━━━ GIVEN RECORDS
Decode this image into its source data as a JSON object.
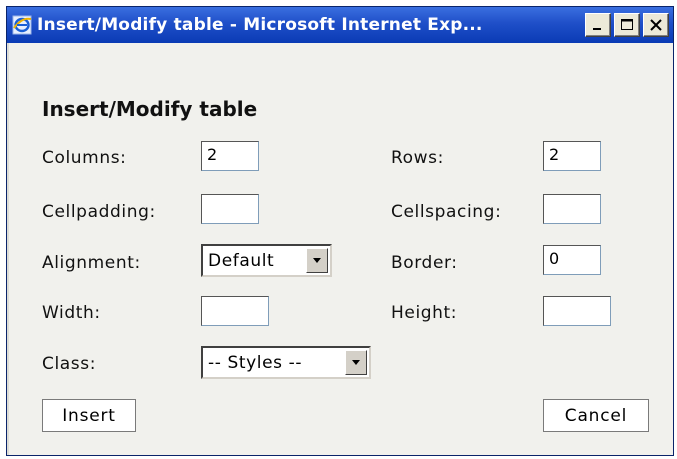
{
  "window": {
    "title": "Insert/Modify table - Microsoft Internet Exp...",
    "icon": "ie-icon",
    "controls": [
      "minimize-icon",
      "maximize-icon",
      "close-icon"
    ]
  },
  "dialog": {
    "heading": "Insert/Modify table",
    "columns": {
      "label": "Columns:",
      "value": "2"
    },
    "rows": {
      "label": "Rows:",
      "value": "2"
    },
    "cellpadding": {
      "label": "Cellpadding:",
      "value": ""
    },
    "cellspacing": {
      "label": "Cellspacing:",
      "value": ""
    },
    "alignment": {
      "label": "Alignment:",
      "value": "Default"
    },
    "border": {
      "label": "Border:",
      "value": "0"
    },
    "width": {
      "label": "Width:",
      "value": ""
    },
    "height": {
      "label": "Height:",
      "value": ""
    },
    "class": {
      "label": "Class:",
      "value": "-- Styles --"
    },
    "insert_label": "Insert",
    "cancel_label": "Cancel"
  },
  "colors": {
    "titlebar": "#1f4fc8",
    "background": "#f1f1ed"
  }
}
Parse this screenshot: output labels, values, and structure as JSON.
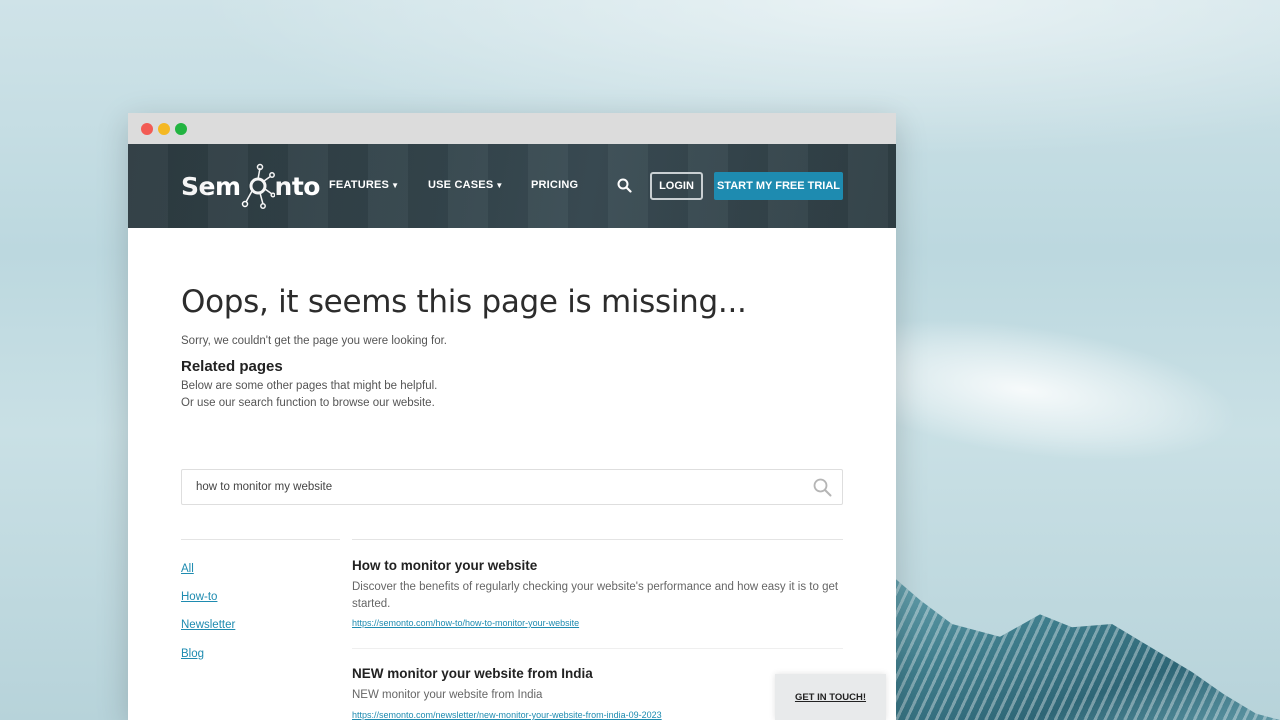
{
  "brand": {
    "logo_left": "Sem",
    "logo_right": "nto"
  },
  "nav": {
    "features_label": "FEATURES",
    "use_cases_label": "USE CASES",
    "pricing_label": "PRICING",
    "login_label": "LOGIN",
    "trial_label": "START MY FREE TRIAL"
  },
  "error": {
    "heading": "Oops, it seems this page is missing...",
    "sorry_text": "Sorry, we couldn't get the page you were looking for.",
    "related_title": "Related pages",
    "related_line1": "Below are some other pages that might be helpful.",
    "related_line2": "Or use our search function to browse our website."
  },
  "search": {
    "value": "how to monitor my website"
  },
  "filters": [
    {
      "label": "All"
    },
    {
      "label": "How-to"
    },
    {
      "label": "Newsletter"
    },
    {
      "label": "Blog"
    }
  ],
  "results": [
    {
      "title": "How to monitor your website",
      "description": "Discover the benefits of regularly checking your website's performance and how easy it is to get started.",
      "url": "https://semonto.com/how-to/how-to-monitor-your-website"
    },
    {
      "title": "NEW monitor your website from India",
      "description": "NEW monitor your website from India",
      "url": "https://semonto.com/newsletter/new-monitor-your-website-from-india-09-2023"
    }
  ],
  "cta": {
    "get_in_touch": "GET IN TOUCH!"
  },
  "colors": {
    "accent": "#1e8bb0",
    "nav_bg": "#34454c",
    "window_red": "#f25b54",
    "window_yellow": "#f4b823",
    "window_green": "#22b441"
  },
  "icons": [
    "search-icon",
    "logo-network-icon",
    "caret-down-icon"
  ]
}
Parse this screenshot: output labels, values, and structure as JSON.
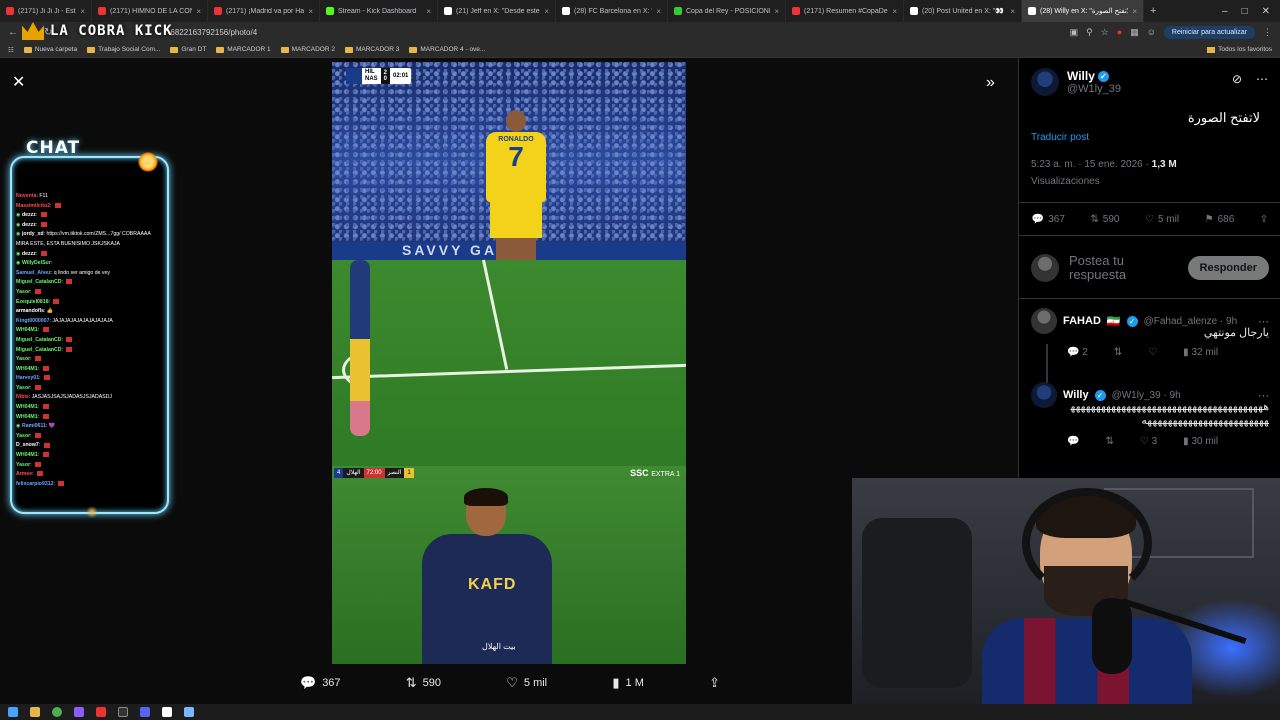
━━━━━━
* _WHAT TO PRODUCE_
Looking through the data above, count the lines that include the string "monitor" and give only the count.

* _WORKED SOLUTION_
6